"I was trying to catch the feeling of a place like Port Dover or Long Point, Ontario, around the last day of August," explains Merritt. "A short, beat-up beach, everyone gone home, only a couple people left on the sand, kind of savoring the last of the day. I got to see that strip from a lot of different angles."

Juxtaposing the snapshots of a fish bowl town are forward, experimental beats. In the spirit of Beck or David Grey, this accomplished multi-instrumentalist binds folk and technology with wonderful results.

"Temporary Tattoo," Merritt's poetic spin on the detour home from the summer midway, is anchored by the purr of a beat box.
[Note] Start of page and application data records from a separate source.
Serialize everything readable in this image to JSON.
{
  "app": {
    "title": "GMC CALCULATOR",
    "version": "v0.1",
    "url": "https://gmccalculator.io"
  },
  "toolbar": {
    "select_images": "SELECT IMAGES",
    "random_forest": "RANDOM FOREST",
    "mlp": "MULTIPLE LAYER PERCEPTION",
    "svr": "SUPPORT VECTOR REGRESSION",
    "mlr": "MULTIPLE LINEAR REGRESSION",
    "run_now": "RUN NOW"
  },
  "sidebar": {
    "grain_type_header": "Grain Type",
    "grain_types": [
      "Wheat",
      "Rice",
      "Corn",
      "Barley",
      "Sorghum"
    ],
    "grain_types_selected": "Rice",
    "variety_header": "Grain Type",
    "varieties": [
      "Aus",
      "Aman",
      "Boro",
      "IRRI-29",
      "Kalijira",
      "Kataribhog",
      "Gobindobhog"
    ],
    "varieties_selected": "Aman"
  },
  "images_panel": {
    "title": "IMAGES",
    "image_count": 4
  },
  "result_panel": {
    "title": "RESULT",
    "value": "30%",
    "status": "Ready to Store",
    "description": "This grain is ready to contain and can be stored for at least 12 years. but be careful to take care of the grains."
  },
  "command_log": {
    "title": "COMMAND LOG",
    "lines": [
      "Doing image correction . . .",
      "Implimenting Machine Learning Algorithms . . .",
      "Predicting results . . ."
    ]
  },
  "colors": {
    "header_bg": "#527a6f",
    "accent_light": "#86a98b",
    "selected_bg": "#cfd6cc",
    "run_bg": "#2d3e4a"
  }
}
The midway reappears on "Swallowin' the Key" which, when set to a fuzz guitar, becomes as surreal as a meander through the House of Mirrors, while an overdriven vocal mic gives the road-trip song "Dragonfly" a more futuristic, psychedelic vibe. A sense of resigned optimism underscores many of the tracks.

Long Point and Port Dover are beach resort towns that sit on Lake Erie, visible across the water from Ohio. Merritt grew up in Brantford, just 30 miles away, and after three decades of making music, hasn't strayed particularly far. While still a kid in the 70's, he began working out his musical kinks with various garage bands around town. When the desire to exercise his nascent songwriting abilities took over, Merritt struck out on his own.

By the early 80's he had two independent releases under his belt. His first, Desperate Cosmetics (1979), was produced with the help of a then unknown Hamilton engineer named Daniel Lanois. It was the subsequent Serious Interference though, in 1982, that brought him the attention of Canada's Duke Street Records, which also released the Juno nominated follow up Gravity is Mutual (produced by Roma Baran of Laurie Anderson fame) in 1986. In 1990 Merritt moved to the American label IRS for his last studio release, Violet and Black produced by Frank Zappa alumnus Arthur Barrow. From there, Merritt took a step back to concentrate on family life and his growing interest in production and engineering.

"I write as often as I can between production jobs," explains Merritt, making reference to The Cottage, his studio in Guelph. Some of the artists drawn to Merritt's environs have included Ian Tamblyn, The Grievous Angels, Meg Lunney and Juno award winner Fred Eaglesmith.

For the detOUr home, Merritt has enlisted an impressive array of musical guests: drummers Peter Von Althen (The Cash Brothers, Starling) and Gary Craig (Bruce Cockburn), guitarists Ian Lefeuvre (Starling) and Bill Dillon (Robbie Robertson) as well as keyboard player Richard Bell (The Band, Janis Joplin) and multi instrumentalist Jeff Bird (The Cowboy Junkies) among others.

"All this great stuff can happen on a detour home," says Merritt when asked about the album title, "including the roof at the end of it."